Australia has flourished into one of the most economically successful first world countries in the world. Australia reads more newspapers per capita than any other nation. It’s also roomy: the average world population density is 117 people per square mile, that of the United States 76. Australia’s is only 6. (This ratio does not apply to the beach or even Pitt Street Mall, where your personal space is rented out by the minute).
It’s often a running joke that the English banished their petty (and not so petty) thieves from the gloomy, wet and miserable motherland to the land down under – which, on the backs of the convicts hard work, has become one of the most desired destinations in the world and a place the modern day Brits choose to holiday in.
I took my first trip to the Hyde Park Barracks Museum a few weeks ago. These restructured barracks (a World Heritage site) were the architectural vision of Francis Greenway, a convict himself. They held around 50,000 male convicts from 1819 to 1848. State records show many were charged with property crimes and served either life terms, 7 or 14 years transportation. Can you imagine returning home after 14 years on the other side of the world, taken against your will for a crime as petty as stealing a loaf of bread? I’d storm into my lounge room, “Yo, that bread better have tasted good mofo’s cos from now on, your getting’ your own.

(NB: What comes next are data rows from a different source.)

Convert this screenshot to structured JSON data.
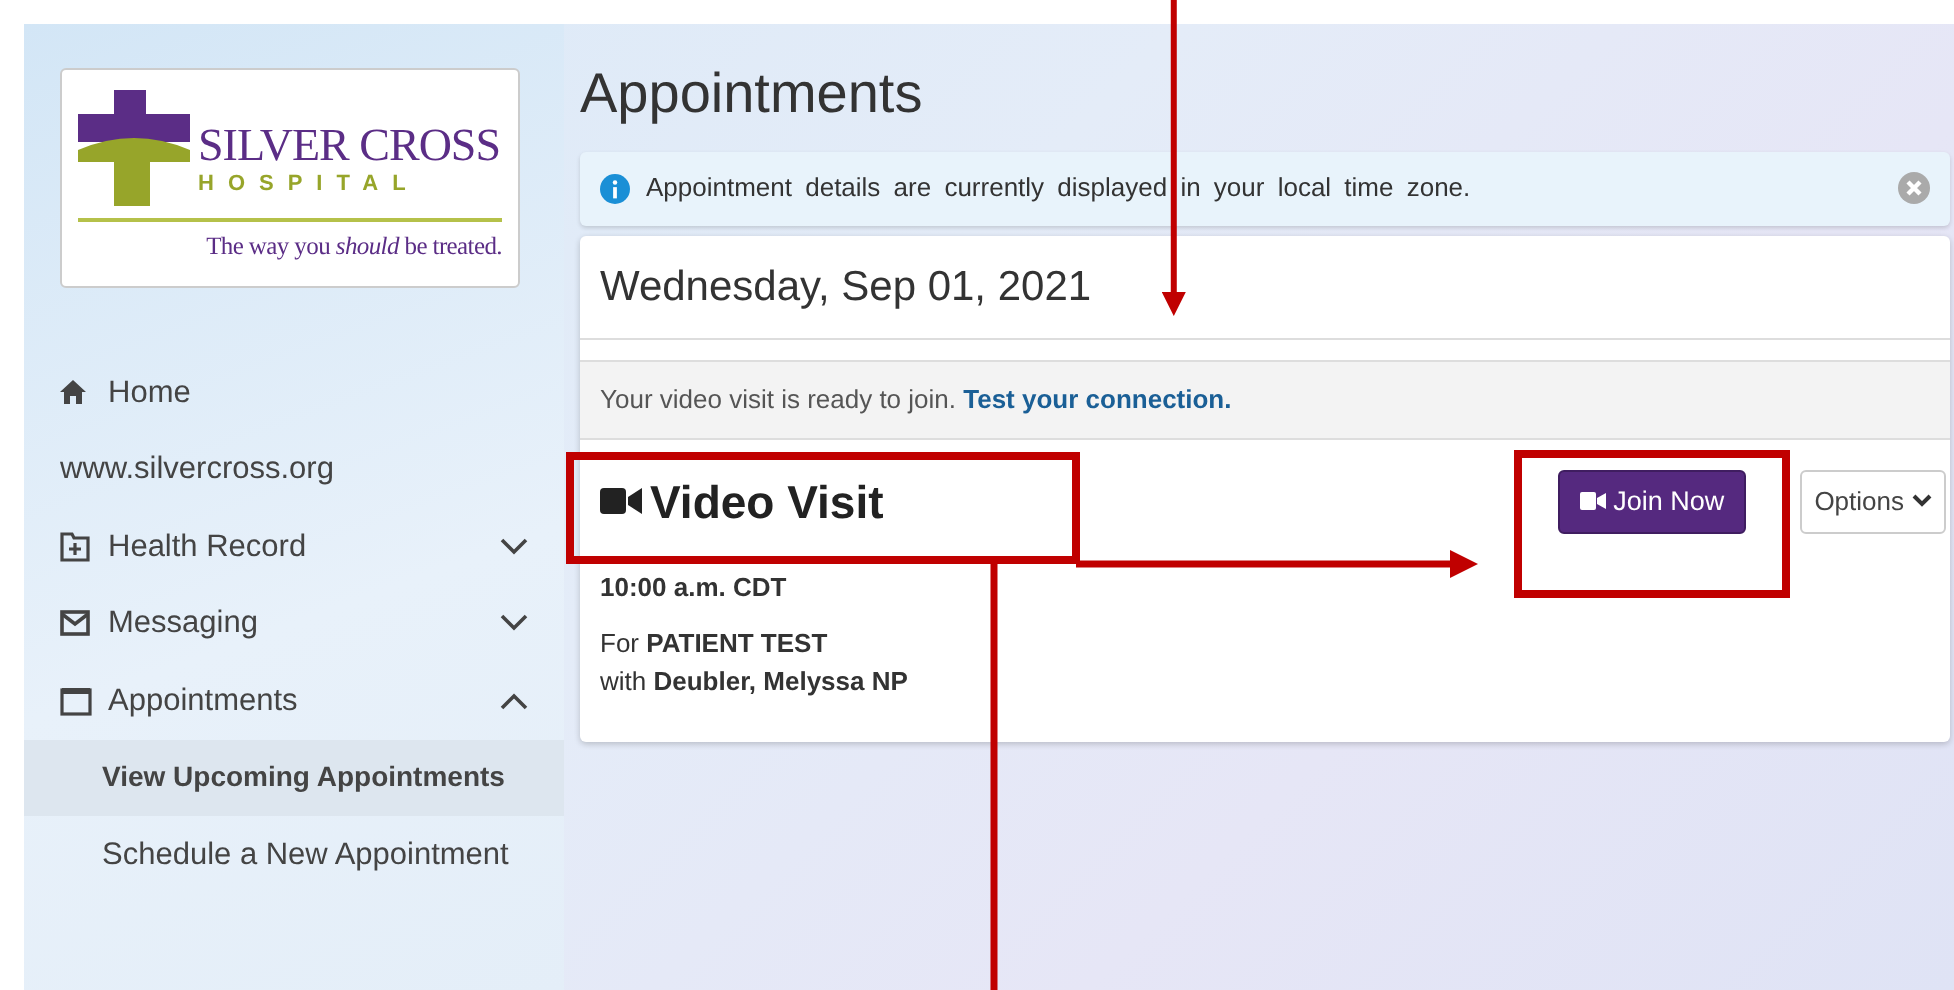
{
  "logo": {
    "name": "SILVER CROSS",
    "subtitle": "HOSPITAL",
    "tagline": "The way you *should* be treated."
  },
  "sidebar": {
    "items": [
      {
        "kind": "link",
        "label": "Home"
      },
      {
        "kind": "plain",
        "label": "www.silvercross.org"
      },
      {
        "kind": "group",
        "label": "Health Record",
        "expanded": false
      },
      {
        "kind": "group",
        "label": "Messaging",
        "expanded": false
      },
      {
        "kind": "group",
        "label": "Appointments",
        "expanded": true,
        "children": [
          {
            "label": "View Upcoming Appointments",
            "selected": true
          },
          {
            "label": "Schedule a New Appointment",
            "selected": false
          }
        ]
      }
    ]
  },
  "page_title": "Appointments",
  "alert": {
    "text": "Appointment details are currently displayed in your local time zone."
  },
  "appointment": {
    "date": "Wednesday, Sep 01, 2021",
    "notice": "Your video visit is ready to join.",
    "notice_link": "Test your connection.",
    "title": "Video Visit",
    "time": "10:00 a.m. CDT",
    "for_label": "For",
    "patient": "PATIENT TEST",
    "with_label": "with",
    "provider": "Deubler, Melyssa NP",
    "join_button": "Join Now",
    "options_button": "Options"
  }
}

I’m bloody knackered, innit.” I suspect I would not enjoy the simple things anymore – like carbohydrates. (Innit, mofo and knackered would all be around in 1848. My example convict was a linguistics pioneer as well as bread stealer)
Less than 20 years after the convicts left the barracks, the buildings became a government asylum for female immigrants; often used for destitute women and was known as “Hyde Park Asylum.” After the 50th Anniversary of Queen Victoria’s reign in 1887, the barracks became a public administration centre and were used by public servants and legal workers until the late 1970′s. Progressing from convict barracks to an asylum to a building for government workers isn’t such a huge transformation. I’m not shocked that the asylum sounds the most exciting of all three. Or that Queen Victoria’s name is sandwiched between it all.
I digress. Hyde Park Barracks, is today, a Museum dedicated to itself. From the outside it looks incredibly well maintained until you learn of its reconstruction on and around the original barracks. (Original walls and flooring are found inside and are preserved) It almost looks like an exclusive private school – the type you see in documentaries with a boy talking; his face blurred and voice muffled as a sex scandal is uncovered and investigated. The boy says something along the lines of not being able to sleep facing away from the door since 1927 and you become awkward watching it and leave the room even though you had nothing to do with it.
The museum itself covers a diverse and rich history of the convicts themselves through their own personal recollections and belongings. The museum showcases pictures, documents, artefacts, personal objects, tools, torn bibles, original uniforms and shoes, fabrics and utensils found in the historical evidence of an excavation of the area. (A good percentage were salvaged by rats. Good news! They do come in handy. Once in a century, or thereabouts).
I love history and I find this museum a quintessential must do in Sydney. It gives a deeper historical context to the Sydney CBD and Australian history in general as well as a greater understanding and appreciation of the lives that dwelled here. I find it disturbing that in our day and age someone can avoid prison for murder but a little boy as young as 10 years old paid for stealing a loaf of bread with a cross Atlantic deportation. And in honor of these people, and the lives that were lost, stolen, degraded, lashed, overworked or on the flip side; the convicts who worked their way to freedom and wealth, our country owes much to you. Just as we salute soldiers that fight in wars I often think we forget to thank the people who built the town in which we live and the vital infrastructure that sustains it. I would highly recommend this museum.
INFO: Hyde Park Barrack Museum is at….where its always been. Queens Square, Macquarie Street, Sydney, NSW 2000. Phone: 02 8239 2311 Admission: Adult $10 Child/Concession $5 Family $20. Hours: Daily 9.30am — 5.00pm | Closed Good Friday and Christmas Day.
Have you ever been to Hyde Park Barracks Museum? What did you think?